Having come to life via Indiegogo, a website where entrepreneurial projects come to life, amplified by a community of backers who believe the world benefits when every idea gets a crowdfunding service as backing, it raised $11,740 USD via 70 backers. Having now come to life as a CD, for my money Brit Eyed Soul is, simply put, one of the best albums of 2017.

So, the man who was born two days after Valentine's Day on the 16th February, and who has always stated that his music has always been about the love, kicks off this richly beautiful album with The Rolling Stones cut, 'Beast Of Burden' A soulful, gentle blues sway of a cover, it's just perfect musical fodder to get your appetites wet for more. The next two songs he makes his own, in a way that I never expected to hear before. His soulful blues vocals wrap themselves lovingly around the Culture Club hit 'Do You Really Want To Hurt Me' and that's backed by one of my own personal favorites on this album, 'How Long'. Originally a 1974 hit by Ace, Billy tackles both this and the former as if they were his own originals.

Next up is a beautiful Bee Gees cover of 'More Than A Woman' and that's followed by one of his own hits from 1966, made famous by Simply Red in 2009, 'Holding Back The Years.' Having fully admitted that he and his studio musicians went through 60 or 70 songs to get the right fit for this album, one I'm personally glad this next one made the grade. John Lennon's 'Watching The Wheels' is a pure, unadulterated pleasure to listen to at any time, but now Billy twists and turns it a little and wow, these new soulful layers make this track something fresh.

The mid tempo ballad 'Here, There and Everywhere' is a sweet rendition of the Beatles' classic, and he continues his British take on Blue Eyed Soul with his version of Rod Stewart's classics 'First Cut Is The Deepest.' An ambitious cover of punk rock band The Clash's 'Train In Vain' is the most adventurous of all of them, but Billy wins out - just.
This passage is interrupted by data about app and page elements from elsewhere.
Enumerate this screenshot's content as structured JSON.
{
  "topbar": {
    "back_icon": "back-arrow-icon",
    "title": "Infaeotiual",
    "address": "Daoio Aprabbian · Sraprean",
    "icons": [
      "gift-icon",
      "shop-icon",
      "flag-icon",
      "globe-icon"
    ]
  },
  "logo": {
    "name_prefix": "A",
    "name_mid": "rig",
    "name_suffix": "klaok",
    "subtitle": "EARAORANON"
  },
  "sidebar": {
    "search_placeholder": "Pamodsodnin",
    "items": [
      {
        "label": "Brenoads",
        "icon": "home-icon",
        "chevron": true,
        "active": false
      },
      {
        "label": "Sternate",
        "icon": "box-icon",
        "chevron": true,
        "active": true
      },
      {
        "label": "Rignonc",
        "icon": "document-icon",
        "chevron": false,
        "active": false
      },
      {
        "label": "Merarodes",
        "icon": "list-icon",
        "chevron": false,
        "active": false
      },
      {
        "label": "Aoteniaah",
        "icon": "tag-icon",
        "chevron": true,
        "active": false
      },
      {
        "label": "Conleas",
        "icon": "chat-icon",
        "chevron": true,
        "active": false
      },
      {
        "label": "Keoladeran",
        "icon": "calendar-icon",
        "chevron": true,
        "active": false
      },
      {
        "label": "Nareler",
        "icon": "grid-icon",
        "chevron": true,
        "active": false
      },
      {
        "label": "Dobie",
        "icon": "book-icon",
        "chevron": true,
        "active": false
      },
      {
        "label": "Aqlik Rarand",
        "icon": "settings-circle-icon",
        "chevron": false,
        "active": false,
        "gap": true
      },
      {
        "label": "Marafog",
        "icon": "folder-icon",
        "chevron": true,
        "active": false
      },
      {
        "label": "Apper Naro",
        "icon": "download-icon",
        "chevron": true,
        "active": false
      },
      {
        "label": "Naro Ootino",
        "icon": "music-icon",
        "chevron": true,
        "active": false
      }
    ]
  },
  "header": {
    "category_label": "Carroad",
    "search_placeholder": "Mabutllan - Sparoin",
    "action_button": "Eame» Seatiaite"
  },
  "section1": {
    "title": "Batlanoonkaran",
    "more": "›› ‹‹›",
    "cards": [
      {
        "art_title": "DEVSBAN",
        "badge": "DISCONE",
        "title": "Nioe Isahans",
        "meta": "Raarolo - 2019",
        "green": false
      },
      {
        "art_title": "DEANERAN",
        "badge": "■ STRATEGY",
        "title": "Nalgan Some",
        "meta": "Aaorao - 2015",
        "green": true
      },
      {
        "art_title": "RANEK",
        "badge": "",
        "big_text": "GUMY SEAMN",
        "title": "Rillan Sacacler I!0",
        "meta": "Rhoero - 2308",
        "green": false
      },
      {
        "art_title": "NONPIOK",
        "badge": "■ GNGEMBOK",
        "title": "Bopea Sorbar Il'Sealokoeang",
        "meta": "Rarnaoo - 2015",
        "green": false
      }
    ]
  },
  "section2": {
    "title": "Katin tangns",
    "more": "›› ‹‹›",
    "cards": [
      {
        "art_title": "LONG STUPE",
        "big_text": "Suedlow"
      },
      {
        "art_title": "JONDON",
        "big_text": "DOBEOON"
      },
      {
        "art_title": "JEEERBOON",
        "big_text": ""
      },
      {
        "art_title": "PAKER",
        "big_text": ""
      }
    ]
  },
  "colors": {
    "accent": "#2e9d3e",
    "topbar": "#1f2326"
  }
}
Now, I've never heard this next song from Elton John done anywhere, any time, any place before now, but Billy sure does nail it. '(I Guess That's Why) They Call It The Blues' is covered with perfection here and never having heard it done so before, I have to applaud Billy for making the choice to attempt it. The self-proclaimed "messenger" then brings us this album to a close with the sweeping blues of 'Roll With It' (Steve Winwood), and then a simply devastatingly brilliant cover of Elvis Costello's '(What's So Funny Bout) Peace, Love & Understanding'.

www.Billy-Valentine.com

www.CleopatraRecords.com





...Archives